We believe that US engagement in the Human Rights Council has directly resulted in real progress. In our two years on the Council, we've not been happy with every outcome, and have firmly denounced Council actions we disagree with, but the Council has made important strides. Much work remains to be done for the Human Rights Council to sustain the gains of the last two years and to fully realize its potential, and the United States looks forward to continuing our efforts to do so.Last week's 16th session of the UNHRC [press release] adopted 40 resolutions promoting human rights, appointed a Special Rapporteur to assess the human rights situation in Iran and dispatched an independent commission to the Ivory Coast [JURIST reports] to investigate the violation of human rights following the presidential elections. Also, the US led an unprecedented effort to have 85 member-states sign on to a statement supporting the human rights of lesbian, gay, bisexual and transgendered people.
The US was among 18 countries elected [JURIST report] to the council in May 2009. When the US first took its place [JURIST report] on the UNHRC, the Obama administration faced opposition [Reuters report] from pro-Israel groups. Several other human rights organizations criticized [JURIST report] the council's election process, alleging vote trading and a lack of effective candidates. In April 2009, the State Department released [JURIST report] its commitments and pledges to human rights in anticipation of May election. The US announced its intent to seek a seat on the council [JURIST report] earlier that month, hoping to affect more change by working from inside the council than by boycotting the effort.
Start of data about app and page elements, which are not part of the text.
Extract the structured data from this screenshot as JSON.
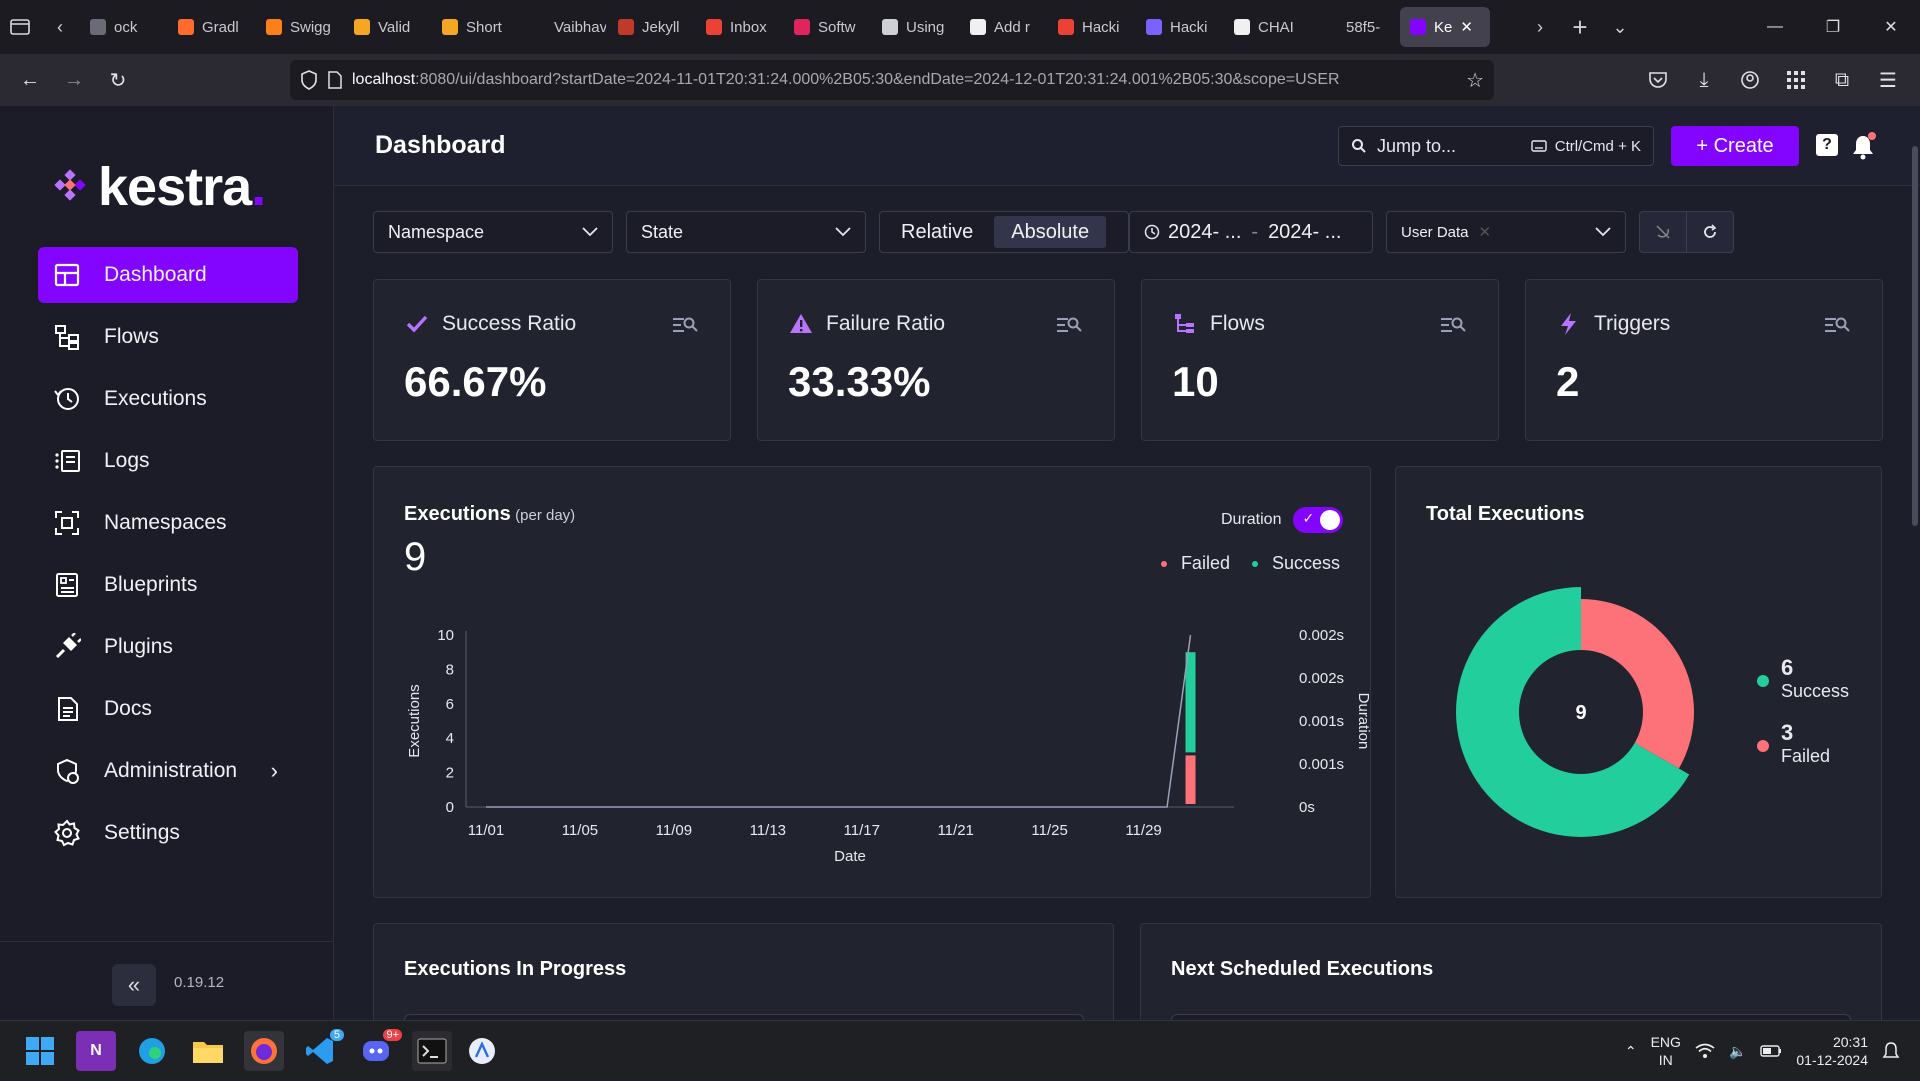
{
  "browser": {
    "tabs": [
      {
        "label": "ock",
        "color": "#6b6b76"
      },
      {
        "label": "Gradl",
        "color": "#ff6b2c"
      },
      {
        "label": "Swigg",
        "color": "#fc8019"
      },
      {
        "label": "Valid",
        "color": "#f5a623"
      },
      {
        "label": "Short",
        "color": "#f5a623"
      },
      {
        "label": "Vaibhav A",
        "color": "#1c1b22"
      },
      {
        "label": "Jekyll",
        "color": "#c0392b"
      },
      {
        "label": "Inbox",
        "color": "#ea4335"
      },
      {
        "label": "Softw",
        "color": "#e0245e"
      },
      {
        "label": "Using",
        "color": "#cfcfd6"
      },
      {
        "label": "Add r",
        "color": "#f0f0f0"
      },
      {
        "label": "Hacki",
        "color": "#ea4335"
      },
      {
        "label": "Hacki",
        "color": "#7b61ff"
      },
      {
        "label": "CHAI",
        "color": "#f0f0f0"
      },
      {
        "label": "58f5-",
        "color": "#1c1b22"
      },
      {
        "label": "Ke",
        "color": "#8405ff"
      }
    ],
    "url_host": "localhost",
    "url_rest": ":8080/ui/dashboard?startDate=2024-11-01T20:31:24.000%2B05:30&endDate=2024-12-01T20:31:24.001%2B05:30&scope=USER"
  },
  "sidebar": {
    "logo_text": "kestra",
    "logo_dot": ".",
    "items": [
      {
        "label": "Dashboard",
        "icon": "dashboard-icon"
      },
      {
        "label": "Flows",
        "icon": "flows-icon"
      },
      {
        "label": "Executions",
        "icon": "history-icon"
      },
      {
        "label": "Logs",
        "icon": "logs-icon"
      },
      {
        "label": "Namespaces",
        "icon": "namespaces-icon"
      },
      {
        "label": "Blueprints",
        "icon": "blueprints-icon"
      },
      {
        "label": "Plugins",
        "icon": "plugins-icon"
      },
      {
        "label": "Docs",
        "icon": "docs-icon"
      },
      {
        "label": "Administration",
        "icon": "administration-icon"
      },
      {
        "label": "Settings",
        "icon": "gear-icon"
      }
    ],
    "collapse_label": "«",
    "version": "0.19.12"
  },
  "topbar": {
    "title": "Dashboard",
    "jump_placeholder": "Jump to...",
    "jump_shortcut": "Ctrl/Cmd + K",
    "create_label": "+ Create",
    "help_label": "?"
  },
  "filters": {
    "namespace": "Namespace",
    "state": "State",
    "relative": "Relative",
    "absolute": "Absolute",
    "date_start": "2024- ...",
    "date_end": "2024- ...",
    "scope": "User Data"
  },
  "stats": [
    {
      "label": "Success Ratio",
      "value": "66.67%",
      "icon": "check-icon",
      "color": "#b873ff"
    },
    {
      "label": "Failure Ratio",
      "value": "33.33%",
      "icon": "warning-icon",
      "color": "#b873ff"
    },
    {
      "label": "Flows",
      "value": "10",
      "icon": "flows-icon",
      "color": "#b873ff"
    },
    {
      "label": "Triggers",
      "value": "2",
      "icon": "lightning-icon",
      "color": "#b873ff"
    }
  ],
  "executions_chart": {
    "title": "Executions",
    "subtitle": "(per day)",
    "total": "9",
    "duration_label": "Duration",
    "legend_failed": "Failed",
    "legend_success": "Success",
    "x_label": "Date",
    "y_label": "Executions",
    "y2_label": "Duration"
  },
  "total_executions": {
    "title": "Total Executions",
    "center": "9",
    "success_count": "6",
    "success_label": "Success",
    "failed_count": "3",
    "failed_label": "Failed"
  },
  "bottom_cards": {
    "in_progress": "Executions In Progress",
    "scheduled": "Next Scheduled Executions"
  },
  "taskbar": {
    "lang1": "ENG",
    "lang2": "IN",
    "time": "20:31",
    "date": "01-12-2024",
    "steam_badge": "5",
    "discord_badge": "9+"
  },
  "colors": {
    "accent": "#8405ff",
    "success": "#21ce9c",
    "failed": "#fd7278"
  },
  "chart_data": [
    {
      "type": "bar",
      "title": "Executions",
      "xlabel": "Date",
      "ylabel": "Executions",
      "y2label": "Duration",
      "x_ticks": [
        "11/01",
        "11/05",
        "11/09",
        "11/13",
        "11/17",
        "11/21",
        "11/25",
        "11/29"
      ],
      "y_ticks": [
        "0",
        "2",
        "4",
        "6",
        "8",
        "10"
      ],
      "y2_ticks": [
        "0s",
        "0.001s",
        "0.001s",
        "0.002s",
        "0.002s"
      ],
      "ylim": [
        0,
        10
      ],
      "categories": [
        "12/01"
      ],
      "series": [
        {
          "name": "Failed",
          "values": [
            3
          ],
          "color": "#fd7278"
        },
        {
          "name": "Success",
          "values": [
            6
          ],
          "color": "#21ce9c"
        }
      ],
      "duration_line": {
        "name": "Duration",
        "points": [
          [
            "11/01",
            0
          ],
          [
            "11/30",
            0
          ],
          [
            "12/01",
            0.002
          ]
        ]
      },
      "legend": "top-right"
    },
    {
      "type": "pie",
      "title": "Total Executions",
      "labels": [
        "Success",
        "Failed"
      ],
      "values": [
        6,
        3
      ],
      "colors": [
        "#21ce9c",
        "#fd7278"
      ],
      "center_label": "9",
      "legend": "right"
    }
  ]
}
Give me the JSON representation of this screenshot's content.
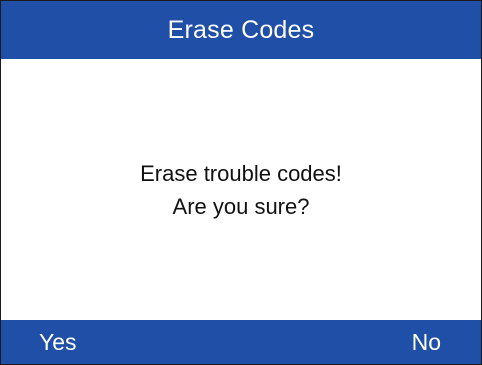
{
  "screen": {
    "title": "Erase Codes"
  },
  "dialog": {
    "line1": "Erase trouble codes!",
    "line2": "Are you sure?"
  },
  "softkeys": {
    "left_label": "Yes",
    "right_label": "No"
  },
  "colors": {
    "accent": "#1f4fa6",
    "background": "#ffffff",
    "text": "#111111",
    "bar_text": "#ffffff"
  }
}
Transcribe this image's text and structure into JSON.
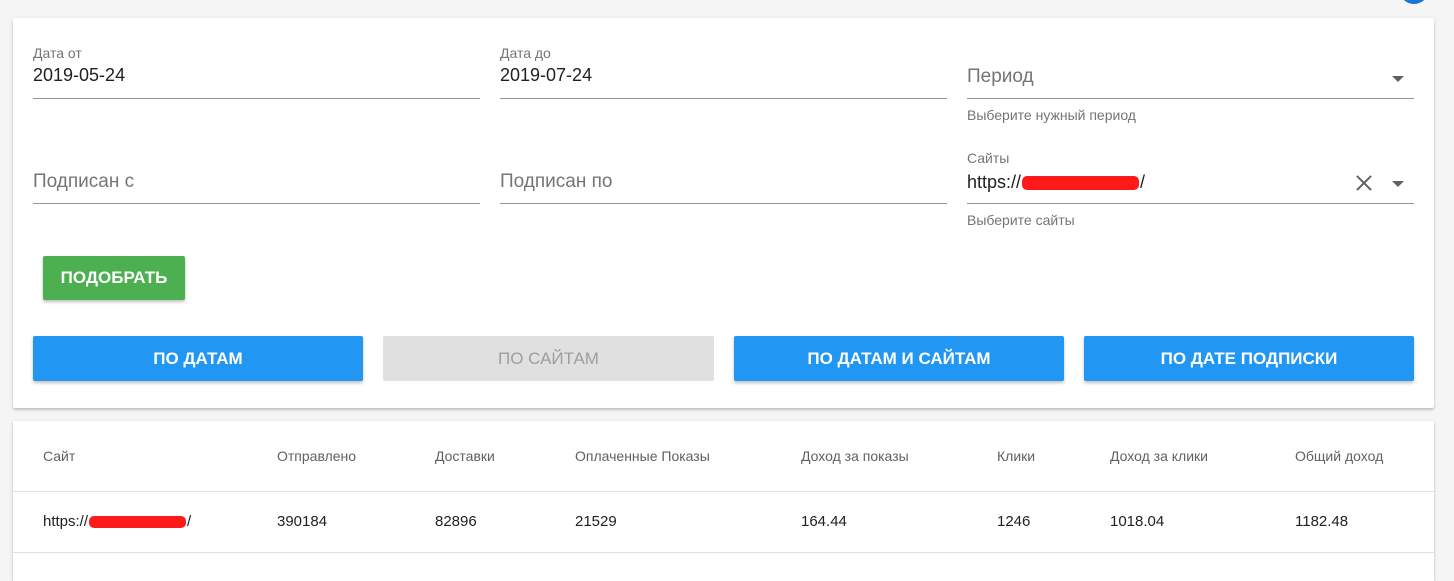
{
  "filters": {
    "date_from": {
      "label": "Дата от",
      "value": "2019-05-24"
    },
    "date_to": {
      "label": "Дата до",
      "value": "2019-07-24"
    },
    "period": {
      "placeholder": "Период",
      "hint": "Выберите нужный период"
    },
    "signed_from": {
      "placeholder": "Подписан с"
    },
    "signed_to": {
      "placeholder": "Подписан по"
    },
    "sites": {
      "label": "Сайты",
      "value_prefix": "https://",
      "value_suffix": "/",
      "hint": "Выберите сайты"
    }
  },
  "buttons": {
    "select": "Подобрать",
    "by_dates": "По датам",
    "by_sites": "По сайтам",
    "by_dates_and_sites": "По датам и сайтам",
    "by_subscription_date": "По дате подписки"
  },
  "table": {
    "columns": [
      "Сайт",
      "Отправлено",
      "Доставки",
      "Оплаченные Показы",
      "Доход за показы",
      "Клики",
      "Доход за клики",
      "Общий доход"
    ],
    "rows": [
      {
        "site_prefix": "https://",
        "site_suffix": "/",
        "sent": "390184",
        "deliveries": "82896",
        "paid_impressions": "21529",
        "impression_income": "164.44",
        "clicks": "1246",
        "click_income": "1018.04",
        "total_income": "1182.48"
      }
    ]
  },
  "colors": {
    "accent": "#2196f3",
    "success": "#4caf50",
    "redaction": "#ff1a1a"
  }
}
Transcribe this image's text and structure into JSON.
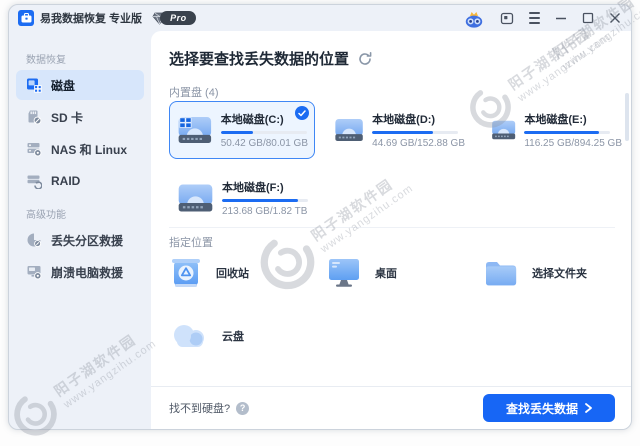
{
  "titlebar": {
    "app_title": "易我数据恢复 专业版",
    "pro_badge": "Pro"
  },
  "sidebar": {
    "sections": [
      {
        "label": "数据恢复",
        "items": [
          {
            "label": "磁盘",
            "icon": "disk-icon",
            "active": true
          },
          {
            "label": "SD 卡",
            "icon": "sd-card-icon",
            "active": false
          },
          {
            "label": "NAS 和 Linux",
            "icon": "nas-icon",
            "active": false
          },
          {
            "label": "RAID",
            "icon": "raid-icon",
            "active": false
          }
        ]
      },
      {
        "label": "高级功能",
        "items": [
          {
            "label": "丢失分区救援",
            "icon": "lost-partition-icon",
            "active": false
          },
          {
            "label": "崩溃电脑救援",
            "icon": "crashed-pc-icon",
            "active": false
          }
        ]
      }
    ]
  },
  "main": {
    "title": "选择要查找丢失数据的位置",
    "internal": {
      "label": "内置盘 (4)",
      "disks": [
        {
          "name": "本地磁盘(C:)",
          "size": "50.42 GB/80.01 GB",
          "used_percent": 37,
          "selected": true
        },
        {
          "name": "本地磁盘(D:)",
          "size": "44.69 GB/152.88 GB",
          "used_percent": 71,
          "selected": false
        },
        {
          "name": "本地磁盘(E:)",
          "size": "116.25 GB/894.25 GB",
          "used_percent": 87,
          "selected": false
        },
        {
          "name": "本地磁盘(F:)",
          "size": "213.68 GB/1.82 TB",
          "used_percent": 88,
          "selected": false
        }
      ]
    },
    "specified": {
      "label": "指定位置",
      "items": [
        {
          "label": "回收站",
          "icon": "recycle-bin-icon"
        },
        {
          "label": "桌面",
          "icon": "desktop-icon"
        },
        {
          "label": "选择文件夹",
          "icon": "folder-icon"
        },
        {
          "label": "云盘",
          "icon": "cloud-icon"
        }
      ]
    },
    "footer": {
      "help_text": "找不到硬盘?",
      "scan_button": "查找丢失数据"
    }
  },
  "watermark": {
    "line1": "阳子湖软件园",
    "line2": "www.yangzihu.com"
  },
  "colors": {
    "accent": "#1c6cf2",
    "selected_border": "#3f87f5",
    "bar_track": "#e7ebf2",
    "sidebar_active_bg": "#d7e6fb"
  }
}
The UNHRC was created [JURIST report] in 2006 to replace the much-criticized Committee on Human Rights, at which time the Bush administration declined to seek a council seat or participate in its proceedings due to a perceived anti-Israeli sentiment by the UNHRC. The US's current term on the council will expire in 2011.